From 1945 to 1953, they donated books to the Clintonville Library. In this photograph, Mrs. Miller presents books to the children at the Clintonville Library, on behalf of the Clinton League. (Photo courtesy of the Clintonville Historical Society)
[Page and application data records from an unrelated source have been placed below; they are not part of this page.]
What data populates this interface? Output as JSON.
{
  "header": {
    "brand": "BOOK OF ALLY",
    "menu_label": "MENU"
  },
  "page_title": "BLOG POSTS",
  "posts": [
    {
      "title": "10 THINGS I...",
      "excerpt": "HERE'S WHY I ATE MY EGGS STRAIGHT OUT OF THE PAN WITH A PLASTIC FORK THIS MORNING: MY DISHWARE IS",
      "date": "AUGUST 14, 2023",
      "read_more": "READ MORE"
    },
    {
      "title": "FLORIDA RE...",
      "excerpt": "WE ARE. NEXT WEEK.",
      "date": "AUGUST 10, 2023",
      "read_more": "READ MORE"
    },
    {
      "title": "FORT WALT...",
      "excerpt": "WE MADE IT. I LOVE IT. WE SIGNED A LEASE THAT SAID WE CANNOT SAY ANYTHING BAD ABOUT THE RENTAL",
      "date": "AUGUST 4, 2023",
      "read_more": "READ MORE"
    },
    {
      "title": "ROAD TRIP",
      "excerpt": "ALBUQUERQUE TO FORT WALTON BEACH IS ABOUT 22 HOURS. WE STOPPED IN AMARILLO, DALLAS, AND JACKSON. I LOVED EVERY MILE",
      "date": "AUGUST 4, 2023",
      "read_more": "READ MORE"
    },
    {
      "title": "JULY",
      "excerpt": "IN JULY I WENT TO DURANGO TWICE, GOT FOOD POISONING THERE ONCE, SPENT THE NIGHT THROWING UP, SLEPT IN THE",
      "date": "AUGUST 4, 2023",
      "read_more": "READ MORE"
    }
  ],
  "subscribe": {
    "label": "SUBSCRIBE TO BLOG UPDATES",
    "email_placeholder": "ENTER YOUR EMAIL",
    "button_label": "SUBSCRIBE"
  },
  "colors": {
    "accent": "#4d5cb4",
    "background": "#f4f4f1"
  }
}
Until I worked on this book project, I didn’t know what the Charity Newsies–those guys wearing white jumpsuits asking for donations on street corners in December –did and why they did it. But after becoming acquainted with the organization I am so impressed with the group’s charitable accomplishments. Just in case you are as ignorant as I was about the group, here’s what they do: each year they equip needy schoolchildren—about 14,000 of them– with a wardrobe of new clothes for the school year. Every child in the program receives individual attention from a Charity Newsie member. The organization is totally independent and does not receive government money for their effort; they spend the year collecting money for the endeavor. And, they’ve been doing this for 100 years. This photo shows the Newsies when they first moved their headquarters from South High Street to Indianola Avenue (1995). (Photo courtesy of Charity Newsies)